Department of Theatre and Film
Department News 2006
A day in the life of: A stage manager
By: Chelsea Howard
Issue date: 3/3/06 Section: Pulse
If the famous passage from Shakespeare's play, "As You Like It" were to be transposed, it would handsomely sum up the life of Tony Wagener. The stage is his world.
Wagener is a student stage manager for the theater department and is currently stage managing the upcoming musical, "How To Succeed in Show Without Really Trying," which opens March 31.
"How to Succeed" is Wagener's 17th stage managing effort since seventh grade and even though one would think that he would be sitting back and reveling about his prior successes, Wagener barely has time to breathe.

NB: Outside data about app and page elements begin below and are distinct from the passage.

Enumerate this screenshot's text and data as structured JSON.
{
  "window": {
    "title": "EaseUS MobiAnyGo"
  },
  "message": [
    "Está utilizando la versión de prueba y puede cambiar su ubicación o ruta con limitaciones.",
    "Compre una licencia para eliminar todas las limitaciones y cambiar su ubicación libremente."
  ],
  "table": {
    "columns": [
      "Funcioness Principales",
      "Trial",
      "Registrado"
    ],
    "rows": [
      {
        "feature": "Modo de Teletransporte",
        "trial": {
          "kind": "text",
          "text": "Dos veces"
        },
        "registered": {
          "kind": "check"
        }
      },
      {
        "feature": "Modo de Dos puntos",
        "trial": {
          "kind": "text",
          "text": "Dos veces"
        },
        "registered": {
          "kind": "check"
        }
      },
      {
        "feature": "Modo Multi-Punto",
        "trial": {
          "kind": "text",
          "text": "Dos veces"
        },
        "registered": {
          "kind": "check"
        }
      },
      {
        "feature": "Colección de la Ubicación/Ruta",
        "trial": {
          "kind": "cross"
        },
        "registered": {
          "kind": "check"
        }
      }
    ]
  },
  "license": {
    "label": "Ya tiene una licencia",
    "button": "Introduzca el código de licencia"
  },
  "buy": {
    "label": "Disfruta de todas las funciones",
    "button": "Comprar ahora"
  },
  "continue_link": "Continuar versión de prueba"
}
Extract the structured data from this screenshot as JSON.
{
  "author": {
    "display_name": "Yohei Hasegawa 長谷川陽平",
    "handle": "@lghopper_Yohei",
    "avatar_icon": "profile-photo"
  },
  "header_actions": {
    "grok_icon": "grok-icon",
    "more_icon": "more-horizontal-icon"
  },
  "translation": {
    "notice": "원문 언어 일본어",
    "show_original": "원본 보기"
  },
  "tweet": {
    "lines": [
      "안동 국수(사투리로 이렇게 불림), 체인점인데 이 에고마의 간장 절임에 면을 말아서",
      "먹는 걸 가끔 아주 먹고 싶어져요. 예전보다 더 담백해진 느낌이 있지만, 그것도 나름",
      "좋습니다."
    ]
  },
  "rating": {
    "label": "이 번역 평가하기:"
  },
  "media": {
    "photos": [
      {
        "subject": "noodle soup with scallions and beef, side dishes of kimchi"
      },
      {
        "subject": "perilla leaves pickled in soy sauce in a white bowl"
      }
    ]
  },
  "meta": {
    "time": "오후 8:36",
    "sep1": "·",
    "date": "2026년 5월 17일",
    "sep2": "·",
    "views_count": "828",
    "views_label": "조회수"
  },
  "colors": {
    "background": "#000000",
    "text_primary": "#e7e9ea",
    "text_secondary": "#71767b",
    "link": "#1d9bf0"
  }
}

So many different variables can combine to make a long list of possible problems, but it's Wagener's job as a stage manager to make sure those all get ironed out.
"I usually try to sit down once a day in person with the director and go over last night's rehearsal," Wagener said about his duties. "At the end of the day, between 85 and 100 people will be involved in some way with the show, and it's my job to make sure every little thing gets done."
The biggest misconception about the duties of a stage manager, according to Wagener, is the idea that all of his responsibilities only occur during the rehearsals of the play, but as he explained, the rehearsal only lasts about three to four hours a day.
"It's not just rehearsal," Wagener said. "On a given day, I could meet with cast members, choreographers, designers and costume staff."
Wagener said rehearsals begin around 6 p.m. and afterward, more meetings occur. Wagener said he is looking forward to seeing his hard work come to fruition when "How To Succeed in Show Business Without Really Trying" opens on March 31 at 8 p.m. at the Eva Marie Saint Theater.
"I am looking forward to seeing it all put together; it's a big show technically," Wagener said. "It's the biggest show since I've been in BGSU."
And the best part of the job, according to Wagener, is entertaining an audience by putting on a flawless show.
"A stage manager knows that they've done a good job when a show goes off with no problems and no one knows you're there," he said. "When I see a curtain call and everything went perfectly and people were standing and applauding for my cast, that's a very good moment for me. I don't need a curtain call myself. As my high school director said, 'The cast is my curtain call.'"